I tried to walk to this vets house, but got utterly lost, burst into fresh tears and tried hitching again. A lovely Malawian businessman picked me up (complete with moaning cat). We couldn't find the vet, but he felt so sorry for me that he kept stopping and asking people if they knew where it was. Finally one guy did- he actually got into the car with us and showed us the way. This driver wouldn't even accept any money for gas...sometimes I am shocked by the kindness here.

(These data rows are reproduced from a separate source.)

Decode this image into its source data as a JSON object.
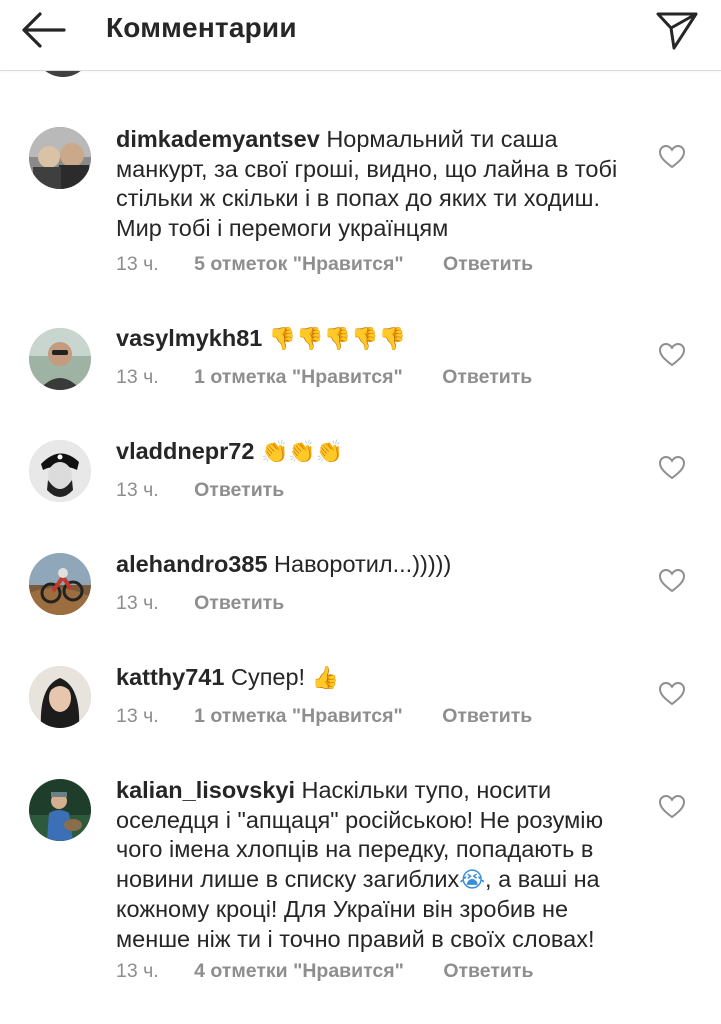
{
  "header": {
    "title": "Комментарии",
    "back_icon": "arrow-left-icon",
    "send_icon": "paper-plane-icon"
  },
  "colors": {
    "text": "#262626",
    "meta": "#8e8e8e",
    "divider": "#dbdbdb",
    "emoji": "#f4b400"
  },
  "comments": [
    {
      "username": "dimkademyantsev",
      "text": "Нормальний ти саша манкурт, за свої гроші, видно, що лайна в тобі стільки ж скільки і в попах до яких ти ходиш. Мир тобі і перемоги українцям",
      "emoji": "",
      "text_after": "",
      "time": "13 ч.",
      "likes": "5 отметок \"Нравится\"",
      "reply": "Ответить"
    },
    {
      "username": "vasylmykh81",
      "text": "",
      "emoji": "👎👎👎👎👎",
      "text_after": "",
      "time": "13 ч.",
      "likes": "1 отметка \"Нравится\"",
      "reply": "Ответить"
    },
    {
      "username": "vladdnepr72",
      "text": "",
      "emoji": "👏👏👏",
      "text_after": "",
      "time": "13 ч.",
      "likes": "",
      "reply": "Ответить"
    },
    {
      "username": "alehandro385",
      "text": "Наворотил...)))))",
      "emoji": "",
      "text_after": "",
      "time": "13 ч.",
      "likes": "",
      "reply": "Ответить"
    },
    {
      "username": "katthy741",
      "text": "Супер!",
      "emoji": "👍",
      "text_after": "",
      "time": "13 ч.",
      "likes": "1 отметка \"Нравится\"",
      "reply": "Ответить"
    },
    {
      "username": "kalian_lisovskyi",
      "text": "Наскільки тупо, носити оселедця і \"апщаця\" російською! Не розумію чого імена хлопців на передку, попадають в новини лише в списку загиблих",
      "emoji": "😭",
      "text_after": ", а ваші на кожному кроці! Для України він зробив не менше ніж ти і точно правий в своїх словах!",
      "time": "13 ч.",
      "likes": "4 отметки \"Нравится\"",
      "reply": "Ответить"
    }
  ]
}
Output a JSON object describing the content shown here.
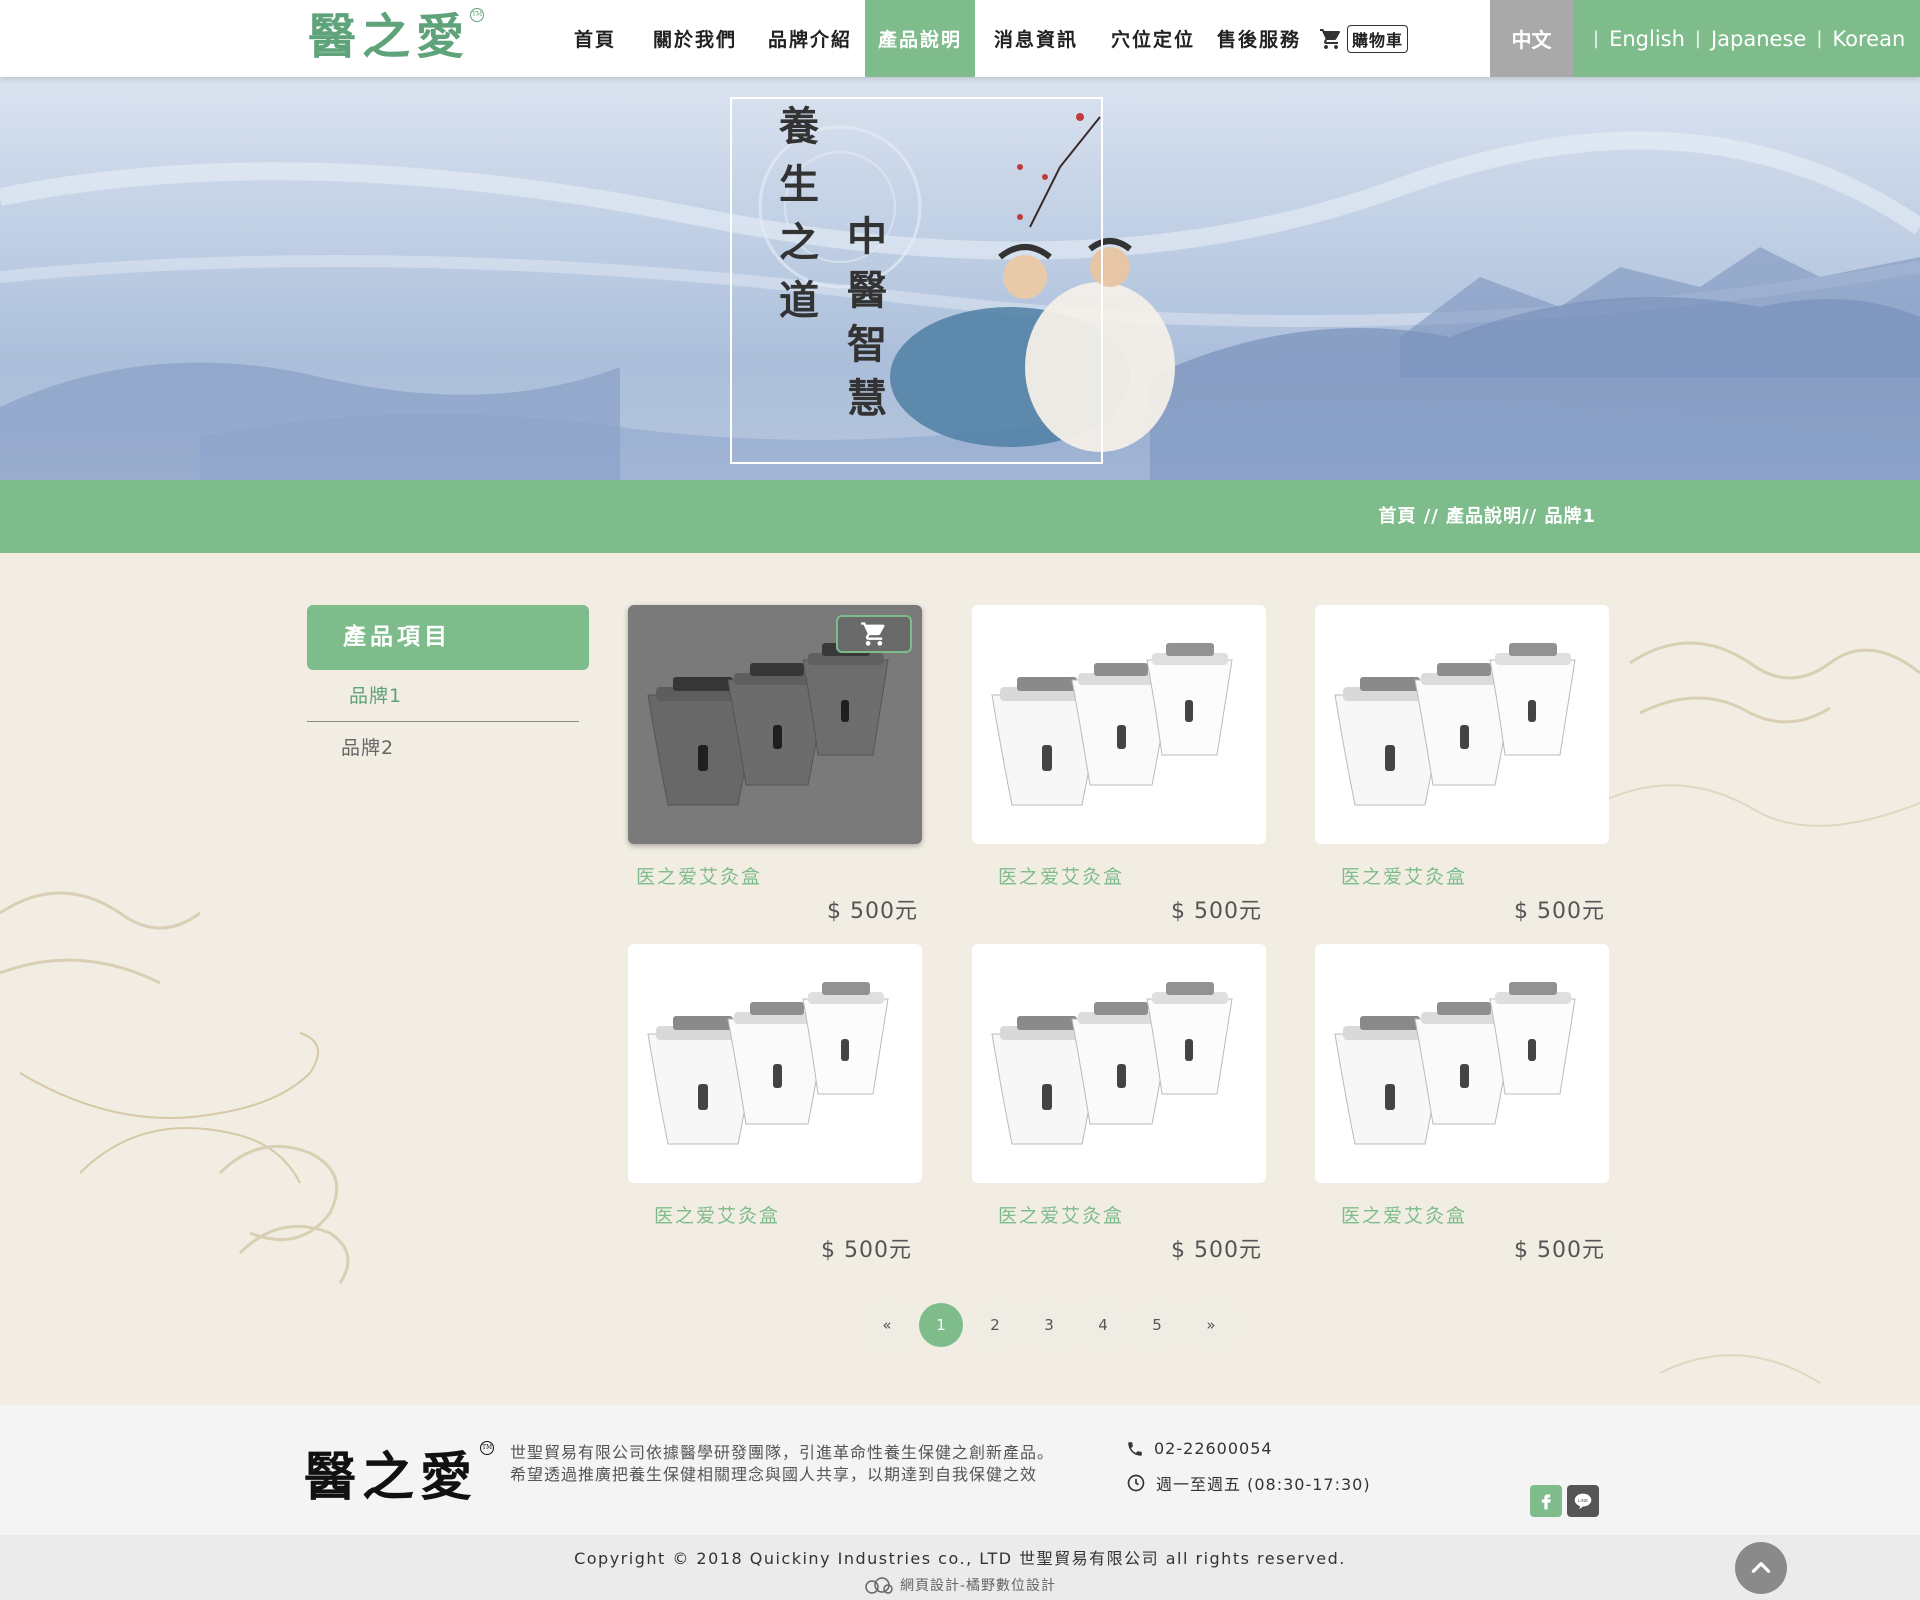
{
  "header": {
    "logo_text": "醫之愛",
    "logo_mark": "TM",
    "nav": [
      "首頁",
      "關於我們",
      "品牌介紹",
      "產品說明",
      "消息資訊",
      "穴位定位",
      "售後服務"
    ],
    "active_nav": "產品說明",
    "cart_label": "購物車",
    "cart_icon": "cart-icon",
    "languages": [
      "中文",
      "English",
      "Japanese",
      "Korean"
    ],
    "active_language": "中文"
  },
  "banner": {
    "line1": "養生之道",
    "line2": "中醫智慧"
  },
  "breadcrumb": {
    "text": "首頁 //  產品說明// 品牌1"
  },
  "sidebar": {
    "title": "產品項目",
    "items": [
      "品牌1",
      "品牌2"
    ],
    "active_item": "品牌1"
  },
  "products": [
    {
      "name": "医之爱艾灸盒",
      "price": "$ 500元",
      "hover": true
    },
    {
      "name": "医之爱艾灸盒",
      "price": "$ 500元",
      "hover": false
    },
    {
      "name": "医之爱艾灸盒",
      "price": "$ 500元",
      "hover": false
    },
    {
      "name": "医之爱艾灸盒",
      "price": "$ 500元",
      "hover": false
    },
    {
      "name": "医之爱艾灸盒",
      "price": "$ 500元",
      "hover": false
    },
    {
      "name": "医之爱艾灸盒",
      "price": "$ 500元",
      "hover": false
    }
  ],
  "pagination": {
    "prev": "«",
    "pages": [
      "1",
      "2",
      "3",
      "4",
      "5"
    ],
    "next": "»",
    "current": "1"
  },
  "footer": {
    "logo_text": "醫之愛",
    "logo_mark": "TM",
    "description": "世聖貿易有限公司依據醫學研發團隊，引進革命性養生保健之創新產品。希望透過推廣把養生保健相關理念與國人共享，以期達到自我保健之效",
    "phone": "02-22600054",
    "hours": "週一至週五 (08:30-17:30)",
    "copyright": "Copyright © 2018 Quickiny Industries co., LTD 世聖貿易有限公司 all rights reserved.",
    "credit": "網頁設計-橘野數位設計"
  },
  "colors": {
    "brand_green": "#7fbc8c",
    "lang_gray": "#a9a9a9",
    "price_text": "#555555"
  }
}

Miraculously, I did in fact make it to the vets within the hour that I had promised. She said that Kitty was severely anemic and was in septic shock. She tried to start an IV, but Kitty literally wouldn't even bleed... at all. She gave her some anti-parascitic shots and then started giving normal saline subcutaneously (just injecting it under the skin). After a few minutes of this, Kitty had a seizure and went into full on shock. Because of my background as a nurse I knew that Kitty was dying but I had no idea what to do about it. Helplessness is the worst.
Kitty stopped breathing for a minute, and her heart started beating erradically. The doctor was about to say she had died when her heart just shuddered and restarted, and soon enough she was breathing and conscious again. The vet couldn't keep her overnight, so she gave me a bunch of syringes and fluid and told me to keep giving her the saline shots. Total bill: about $9.
At this point the vet realized that I had in fact hitchiked to her house and had no way of finding my way out of her neighborhood. So she drove me to the city where I frantically called my friend, Mary, and asked if my cat and I could stay for awhile.
That night, at Mary's house, Kitty was in and out of consciousness. She would see me and there would be a glint of recognition but then her eyes would glaze over and she would be out again. I stayed up giving her the saline shots, and even managed to get her to take some antibiotic pills and water. At one point she was well enough to hop up onto the bed. We snuggled ferociously.
In the morning she was moaning and wheezing again. She couldn't stand up. I laid next to her in the bed as she lost consciousness for the last time. There were about ten minutes of agonal respirations. Then I could feel her heart slow down, speed up, then flutter and stop. I held her for another two hours.
Fortunately Mary's neighbor is an animal lover (a large animal vet.) Since his housing is a bit more permanent than ours, he offered a nice gravesite in his yard. I tucked Kitty and her blanket in a box, and said goodbye.
Now I'm in Lilongwe, getting ready to return to an empty house.